Without the ability to make a profit, new music could cease to exist, except in the most local and entrepreneurial forms. Perhaps music will once again become simply a hobby, and we will be left only with a trove of old music on internet swap sites.
At the same time, the major music labels have been in demographic denial. Today one person turns 50 in the United States every eight seconds. This goes on, without stop, for the next twenty years! This is the first generation of 50-year-olds raised on high-fidelity sound. Music was and remains an important part of their lives. Yet the major imprints still cling to the youth market, where monolithic peer pressure can manufacture million-sellers; but this is also the demographic where piracy and friend-to-friend “file-sharing” — another word for theft — is most rampant.
On the supply side, advances in recording technologies are shrinking recording costs. You no longer need an expensive studio filled with a million dollars worth of equipment to make a quality album today. All one needs is a computer, some software, and a room full of good microphones. Anyone can now afford to have a website, and anyone can now afford to make a CD — and a plethora of bad music is being released because of this. The supply is increasing, while the demand is shrinking. In economic terms, that means the price of the oversupplied product must decrease.

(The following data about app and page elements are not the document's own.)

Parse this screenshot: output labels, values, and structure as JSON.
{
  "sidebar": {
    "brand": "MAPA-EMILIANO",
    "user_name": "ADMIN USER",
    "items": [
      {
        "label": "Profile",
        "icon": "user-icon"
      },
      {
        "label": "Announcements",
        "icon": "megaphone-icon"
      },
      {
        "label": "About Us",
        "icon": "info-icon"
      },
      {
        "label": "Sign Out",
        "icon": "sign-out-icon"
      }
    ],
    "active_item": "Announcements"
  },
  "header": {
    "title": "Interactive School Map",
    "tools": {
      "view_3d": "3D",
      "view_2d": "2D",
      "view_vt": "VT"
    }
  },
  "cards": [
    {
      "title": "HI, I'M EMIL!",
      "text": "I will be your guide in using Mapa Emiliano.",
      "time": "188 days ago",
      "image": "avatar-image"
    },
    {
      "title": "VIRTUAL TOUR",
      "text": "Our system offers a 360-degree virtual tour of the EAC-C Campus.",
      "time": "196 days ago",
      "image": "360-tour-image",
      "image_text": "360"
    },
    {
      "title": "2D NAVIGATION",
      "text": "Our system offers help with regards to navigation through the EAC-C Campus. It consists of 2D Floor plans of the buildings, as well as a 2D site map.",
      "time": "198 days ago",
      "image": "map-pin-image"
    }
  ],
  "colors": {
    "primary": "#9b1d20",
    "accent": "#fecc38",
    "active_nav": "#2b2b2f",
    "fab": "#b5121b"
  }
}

The key is still marketing and promotion, and that takes lots of capital, and/or years of touring and starving as an artist. The major labels are still, at least for a while, the investment bankers of this industry. They own vast catalogs of proven sellers, and they are the only ones with the deep (though dwindling) pockets necessary to develop and exploit talent on a grand scale.
The major labels desperately need to marshal those resources to once again become engaged in artist development — supporting dedicated, talented acts over a number of releases, and not just counting on a lightning blockbuster.

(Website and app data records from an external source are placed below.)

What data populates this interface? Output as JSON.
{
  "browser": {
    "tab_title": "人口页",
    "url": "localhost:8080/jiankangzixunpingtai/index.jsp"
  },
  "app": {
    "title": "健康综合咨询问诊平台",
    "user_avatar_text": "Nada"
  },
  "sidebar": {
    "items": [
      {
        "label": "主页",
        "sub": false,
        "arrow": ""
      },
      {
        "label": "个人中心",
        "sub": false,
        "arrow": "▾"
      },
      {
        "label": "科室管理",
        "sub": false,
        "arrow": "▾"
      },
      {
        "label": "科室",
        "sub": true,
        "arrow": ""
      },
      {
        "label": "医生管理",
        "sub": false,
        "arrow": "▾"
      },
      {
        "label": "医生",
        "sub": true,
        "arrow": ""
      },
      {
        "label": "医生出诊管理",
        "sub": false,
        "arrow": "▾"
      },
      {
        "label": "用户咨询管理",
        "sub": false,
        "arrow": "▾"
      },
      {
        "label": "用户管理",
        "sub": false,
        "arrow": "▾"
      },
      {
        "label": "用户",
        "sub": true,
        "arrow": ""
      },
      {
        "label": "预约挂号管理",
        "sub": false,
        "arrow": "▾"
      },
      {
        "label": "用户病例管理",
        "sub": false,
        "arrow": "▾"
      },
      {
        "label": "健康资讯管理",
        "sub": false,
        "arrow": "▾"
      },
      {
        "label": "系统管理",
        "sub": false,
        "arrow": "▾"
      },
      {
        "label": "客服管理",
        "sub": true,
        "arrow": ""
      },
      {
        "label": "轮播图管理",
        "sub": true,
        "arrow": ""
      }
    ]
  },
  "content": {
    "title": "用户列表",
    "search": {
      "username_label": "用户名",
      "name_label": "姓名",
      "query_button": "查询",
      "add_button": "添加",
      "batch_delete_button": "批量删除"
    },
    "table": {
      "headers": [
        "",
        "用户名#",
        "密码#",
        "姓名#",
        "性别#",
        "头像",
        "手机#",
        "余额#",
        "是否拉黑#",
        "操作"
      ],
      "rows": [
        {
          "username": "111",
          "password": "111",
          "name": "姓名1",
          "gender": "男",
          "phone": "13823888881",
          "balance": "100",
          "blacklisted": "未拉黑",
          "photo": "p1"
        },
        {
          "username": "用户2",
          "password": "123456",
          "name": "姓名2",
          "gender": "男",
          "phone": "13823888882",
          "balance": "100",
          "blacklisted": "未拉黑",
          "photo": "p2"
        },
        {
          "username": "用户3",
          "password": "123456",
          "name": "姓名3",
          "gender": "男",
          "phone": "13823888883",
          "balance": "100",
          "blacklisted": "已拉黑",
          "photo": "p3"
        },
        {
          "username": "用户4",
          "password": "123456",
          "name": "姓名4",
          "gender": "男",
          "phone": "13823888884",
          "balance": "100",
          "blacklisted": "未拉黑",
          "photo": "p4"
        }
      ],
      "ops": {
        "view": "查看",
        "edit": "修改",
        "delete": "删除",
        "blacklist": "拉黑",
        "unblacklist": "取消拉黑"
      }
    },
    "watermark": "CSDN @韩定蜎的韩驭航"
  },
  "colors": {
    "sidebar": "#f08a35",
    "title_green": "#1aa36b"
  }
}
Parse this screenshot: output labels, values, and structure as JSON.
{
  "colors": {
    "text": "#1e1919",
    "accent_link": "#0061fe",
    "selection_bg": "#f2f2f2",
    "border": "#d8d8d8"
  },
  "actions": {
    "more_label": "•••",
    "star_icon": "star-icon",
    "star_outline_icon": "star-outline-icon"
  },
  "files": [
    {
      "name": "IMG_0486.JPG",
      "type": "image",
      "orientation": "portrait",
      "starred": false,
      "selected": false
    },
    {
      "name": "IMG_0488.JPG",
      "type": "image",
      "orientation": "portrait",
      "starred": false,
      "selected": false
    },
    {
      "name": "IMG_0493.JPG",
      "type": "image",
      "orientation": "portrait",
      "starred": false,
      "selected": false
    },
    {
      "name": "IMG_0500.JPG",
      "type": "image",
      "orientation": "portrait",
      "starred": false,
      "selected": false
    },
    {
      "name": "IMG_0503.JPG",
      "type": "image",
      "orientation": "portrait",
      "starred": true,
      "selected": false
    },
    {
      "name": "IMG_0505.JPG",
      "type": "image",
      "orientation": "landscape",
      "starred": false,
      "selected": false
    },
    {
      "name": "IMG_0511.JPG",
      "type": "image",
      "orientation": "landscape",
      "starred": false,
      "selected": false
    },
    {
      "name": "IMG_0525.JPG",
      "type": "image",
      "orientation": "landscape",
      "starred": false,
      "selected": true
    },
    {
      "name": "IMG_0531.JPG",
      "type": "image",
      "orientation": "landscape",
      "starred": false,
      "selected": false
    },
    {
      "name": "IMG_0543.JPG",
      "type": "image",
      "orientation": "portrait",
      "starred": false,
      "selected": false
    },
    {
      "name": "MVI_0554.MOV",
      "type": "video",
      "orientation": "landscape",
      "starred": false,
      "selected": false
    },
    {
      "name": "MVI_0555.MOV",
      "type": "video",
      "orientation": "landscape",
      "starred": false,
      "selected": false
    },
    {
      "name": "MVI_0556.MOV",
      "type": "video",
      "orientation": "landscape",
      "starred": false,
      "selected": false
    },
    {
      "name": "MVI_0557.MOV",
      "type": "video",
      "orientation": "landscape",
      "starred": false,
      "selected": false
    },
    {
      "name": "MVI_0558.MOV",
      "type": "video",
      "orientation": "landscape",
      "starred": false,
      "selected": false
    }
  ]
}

Consider Bob Dylan’s career. The late John Hammond Sr., the legendary producer, told me once that those who ran Columbia wanted to drop Dylan from the label after his first couple of albums. How many recordings was Dylan selling then, and how many is he selling today? How long did it take him to get where he is today? An entire lifetime, a 40-year career! John Hammond’s vision, however, is still generating profits for Columbia (now Sony) decades after his death. Where are the label executives with that vision and patience today?
Developing artists takes time. First the majors must solve the piracy problem, which is going to require some form of encryption, plain and simple. Once they regain control of their product, they will have to begin working the niches, just as the small independents already do. They will have to trim their bloated overhead, and they’ll need to adjust recording budgets to reflect the economy and added productivity of the new technology. Instead of having a few expensive acts selling multimillions, perhaps they will need to sign a hundred acts who are selling 10,000 to 100,000 copies.
The problem with corporations, however, is that by their very nature, they cannot be run by patient men. Capitalism is not patient. But this will have to change from the top down in the music business, or the industry will cease to exist. Technology will not stop, and the demographic curve is cast.
The third certainty, which may well be our salvation, is that the need for music will never disappear from the human heart. It is part of the rhythm of the stars and the universe. People will seek it out, as they must. People need the stories, people need the beat, and people need the inspiration. The structure of the business may change; the delivery system may change; many people may go broke in the process. But when the dust settles, the drummers will drum and the singers will sing, whether they are paid or not. That’s the magic.